• [Exercise details] Count the lines in the entries that contain "this". Say the number and nothing more.

***

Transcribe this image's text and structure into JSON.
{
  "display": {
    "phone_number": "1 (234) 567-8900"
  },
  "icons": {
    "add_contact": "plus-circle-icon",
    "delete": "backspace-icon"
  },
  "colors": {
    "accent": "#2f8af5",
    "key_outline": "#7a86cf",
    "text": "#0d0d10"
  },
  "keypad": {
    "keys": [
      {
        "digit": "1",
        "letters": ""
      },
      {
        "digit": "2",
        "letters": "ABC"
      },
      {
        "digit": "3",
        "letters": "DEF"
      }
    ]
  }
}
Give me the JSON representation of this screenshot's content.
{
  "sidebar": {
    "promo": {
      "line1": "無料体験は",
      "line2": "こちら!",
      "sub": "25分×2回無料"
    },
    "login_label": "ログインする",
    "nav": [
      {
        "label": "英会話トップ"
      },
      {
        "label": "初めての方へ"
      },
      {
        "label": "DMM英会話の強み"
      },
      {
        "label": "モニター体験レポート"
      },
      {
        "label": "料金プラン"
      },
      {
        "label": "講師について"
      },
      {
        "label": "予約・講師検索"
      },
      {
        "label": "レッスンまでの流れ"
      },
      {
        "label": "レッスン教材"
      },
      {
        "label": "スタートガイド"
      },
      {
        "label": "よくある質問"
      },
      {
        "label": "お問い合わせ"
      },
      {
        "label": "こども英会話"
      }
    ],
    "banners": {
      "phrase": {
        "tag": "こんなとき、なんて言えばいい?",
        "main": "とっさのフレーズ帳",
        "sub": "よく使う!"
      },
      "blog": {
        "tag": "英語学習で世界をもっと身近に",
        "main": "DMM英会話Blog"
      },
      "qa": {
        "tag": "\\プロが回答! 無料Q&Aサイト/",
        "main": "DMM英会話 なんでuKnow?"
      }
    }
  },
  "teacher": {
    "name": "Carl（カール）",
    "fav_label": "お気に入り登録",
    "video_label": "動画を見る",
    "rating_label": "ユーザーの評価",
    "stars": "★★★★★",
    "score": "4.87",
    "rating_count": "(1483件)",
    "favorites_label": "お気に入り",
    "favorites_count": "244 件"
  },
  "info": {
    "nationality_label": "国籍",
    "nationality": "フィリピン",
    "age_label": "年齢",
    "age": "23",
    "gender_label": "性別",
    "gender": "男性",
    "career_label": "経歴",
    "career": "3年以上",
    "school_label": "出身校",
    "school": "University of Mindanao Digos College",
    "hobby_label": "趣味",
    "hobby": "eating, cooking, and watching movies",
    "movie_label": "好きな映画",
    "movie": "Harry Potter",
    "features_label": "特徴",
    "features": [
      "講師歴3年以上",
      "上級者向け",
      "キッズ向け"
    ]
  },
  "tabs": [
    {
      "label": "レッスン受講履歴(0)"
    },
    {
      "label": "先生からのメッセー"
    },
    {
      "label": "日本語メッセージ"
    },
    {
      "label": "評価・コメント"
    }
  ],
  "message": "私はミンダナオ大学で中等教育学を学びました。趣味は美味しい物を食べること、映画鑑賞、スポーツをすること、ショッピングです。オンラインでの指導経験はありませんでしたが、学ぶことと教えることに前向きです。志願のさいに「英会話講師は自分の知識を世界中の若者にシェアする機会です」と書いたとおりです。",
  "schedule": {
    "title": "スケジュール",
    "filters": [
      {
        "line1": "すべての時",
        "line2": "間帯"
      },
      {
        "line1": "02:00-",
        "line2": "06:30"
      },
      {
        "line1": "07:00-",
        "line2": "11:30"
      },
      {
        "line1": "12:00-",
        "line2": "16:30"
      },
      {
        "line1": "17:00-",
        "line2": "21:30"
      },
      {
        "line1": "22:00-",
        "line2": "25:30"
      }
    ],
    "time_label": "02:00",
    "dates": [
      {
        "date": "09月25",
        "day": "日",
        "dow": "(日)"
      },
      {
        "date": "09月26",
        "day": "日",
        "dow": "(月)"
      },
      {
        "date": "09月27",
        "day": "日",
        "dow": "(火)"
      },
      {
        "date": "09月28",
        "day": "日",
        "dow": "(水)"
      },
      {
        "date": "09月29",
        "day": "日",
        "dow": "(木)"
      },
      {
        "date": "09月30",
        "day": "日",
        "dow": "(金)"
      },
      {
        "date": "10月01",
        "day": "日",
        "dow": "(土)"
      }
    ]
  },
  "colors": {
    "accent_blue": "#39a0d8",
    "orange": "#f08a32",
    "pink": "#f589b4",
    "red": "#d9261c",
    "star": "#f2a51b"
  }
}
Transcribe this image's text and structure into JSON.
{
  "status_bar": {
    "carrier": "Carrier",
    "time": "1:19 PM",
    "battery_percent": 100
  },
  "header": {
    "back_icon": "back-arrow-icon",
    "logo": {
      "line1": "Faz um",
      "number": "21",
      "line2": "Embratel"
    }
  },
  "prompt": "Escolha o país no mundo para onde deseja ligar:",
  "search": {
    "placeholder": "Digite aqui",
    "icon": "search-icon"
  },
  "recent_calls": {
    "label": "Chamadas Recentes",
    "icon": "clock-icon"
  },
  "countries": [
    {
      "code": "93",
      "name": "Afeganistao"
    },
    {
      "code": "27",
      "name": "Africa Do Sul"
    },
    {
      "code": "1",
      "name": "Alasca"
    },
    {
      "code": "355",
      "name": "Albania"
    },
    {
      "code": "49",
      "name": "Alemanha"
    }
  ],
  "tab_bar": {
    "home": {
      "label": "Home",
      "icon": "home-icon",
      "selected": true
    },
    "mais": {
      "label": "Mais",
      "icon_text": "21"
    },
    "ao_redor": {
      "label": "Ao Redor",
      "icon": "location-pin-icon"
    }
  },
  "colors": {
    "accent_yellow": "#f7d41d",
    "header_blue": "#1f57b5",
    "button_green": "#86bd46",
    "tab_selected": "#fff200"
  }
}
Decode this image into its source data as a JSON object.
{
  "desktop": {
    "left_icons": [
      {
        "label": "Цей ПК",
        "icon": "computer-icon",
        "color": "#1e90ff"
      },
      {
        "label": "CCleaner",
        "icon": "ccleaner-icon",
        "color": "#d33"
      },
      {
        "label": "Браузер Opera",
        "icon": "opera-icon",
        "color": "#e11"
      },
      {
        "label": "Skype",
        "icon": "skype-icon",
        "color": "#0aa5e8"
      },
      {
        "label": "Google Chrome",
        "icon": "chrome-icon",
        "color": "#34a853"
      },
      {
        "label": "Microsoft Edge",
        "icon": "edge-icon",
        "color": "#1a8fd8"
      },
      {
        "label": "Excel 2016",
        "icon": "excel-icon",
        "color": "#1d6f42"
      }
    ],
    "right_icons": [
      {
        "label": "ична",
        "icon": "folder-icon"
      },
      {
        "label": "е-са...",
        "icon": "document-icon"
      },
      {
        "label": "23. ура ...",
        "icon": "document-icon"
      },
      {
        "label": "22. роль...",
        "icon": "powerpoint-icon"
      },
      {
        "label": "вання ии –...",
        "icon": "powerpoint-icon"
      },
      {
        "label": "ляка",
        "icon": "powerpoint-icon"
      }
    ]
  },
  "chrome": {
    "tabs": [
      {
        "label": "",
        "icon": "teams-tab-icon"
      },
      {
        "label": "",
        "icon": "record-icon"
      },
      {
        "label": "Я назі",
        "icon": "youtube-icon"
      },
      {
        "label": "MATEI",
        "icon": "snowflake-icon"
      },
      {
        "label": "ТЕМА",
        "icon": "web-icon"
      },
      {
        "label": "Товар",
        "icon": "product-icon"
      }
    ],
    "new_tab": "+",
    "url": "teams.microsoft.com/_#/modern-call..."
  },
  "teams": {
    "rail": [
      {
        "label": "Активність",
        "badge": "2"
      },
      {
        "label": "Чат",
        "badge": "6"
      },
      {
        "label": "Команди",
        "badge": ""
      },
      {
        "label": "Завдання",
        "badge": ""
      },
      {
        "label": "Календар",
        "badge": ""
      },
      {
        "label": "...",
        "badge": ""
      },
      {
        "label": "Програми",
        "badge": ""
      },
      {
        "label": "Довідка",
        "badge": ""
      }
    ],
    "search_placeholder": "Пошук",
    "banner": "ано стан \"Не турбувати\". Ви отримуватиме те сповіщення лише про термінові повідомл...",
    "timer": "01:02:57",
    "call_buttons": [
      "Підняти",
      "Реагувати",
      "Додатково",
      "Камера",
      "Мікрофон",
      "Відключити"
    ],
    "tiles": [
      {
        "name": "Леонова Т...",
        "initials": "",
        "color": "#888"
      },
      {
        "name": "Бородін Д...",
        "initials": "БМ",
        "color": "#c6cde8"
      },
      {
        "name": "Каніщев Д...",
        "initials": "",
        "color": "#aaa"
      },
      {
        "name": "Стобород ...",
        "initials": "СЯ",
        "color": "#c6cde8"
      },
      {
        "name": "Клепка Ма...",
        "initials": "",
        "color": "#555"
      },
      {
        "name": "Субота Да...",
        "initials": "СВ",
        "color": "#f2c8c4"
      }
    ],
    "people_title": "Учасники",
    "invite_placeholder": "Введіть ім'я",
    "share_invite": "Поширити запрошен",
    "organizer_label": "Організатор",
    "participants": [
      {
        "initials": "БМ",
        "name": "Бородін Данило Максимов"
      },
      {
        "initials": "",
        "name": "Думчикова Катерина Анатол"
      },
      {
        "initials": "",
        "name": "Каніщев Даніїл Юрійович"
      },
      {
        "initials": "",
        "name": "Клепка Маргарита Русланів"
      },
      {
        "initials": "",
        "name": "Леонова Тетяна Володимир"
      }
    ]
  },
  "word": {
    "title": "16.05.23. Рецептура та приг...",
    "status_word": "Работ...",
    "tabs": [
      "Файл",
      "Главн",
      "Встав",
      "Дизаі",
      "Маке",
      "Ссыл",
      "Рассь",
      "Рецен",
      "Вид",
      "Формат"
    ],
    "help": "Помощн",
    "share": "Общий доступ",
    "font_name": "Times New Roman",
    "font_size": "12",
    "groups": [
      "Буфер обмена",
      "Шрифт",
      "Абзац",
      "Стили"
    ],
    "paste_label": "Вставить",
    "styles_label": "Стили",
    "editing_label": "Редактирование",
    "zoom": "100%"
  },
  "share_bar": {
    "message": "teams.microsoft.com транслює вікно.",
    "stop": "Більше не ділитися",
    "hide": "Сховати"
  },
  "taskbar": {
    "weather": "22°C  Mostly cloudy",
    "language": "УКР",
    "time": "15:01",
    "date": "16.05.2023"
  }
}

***

• [Finished exercise] 4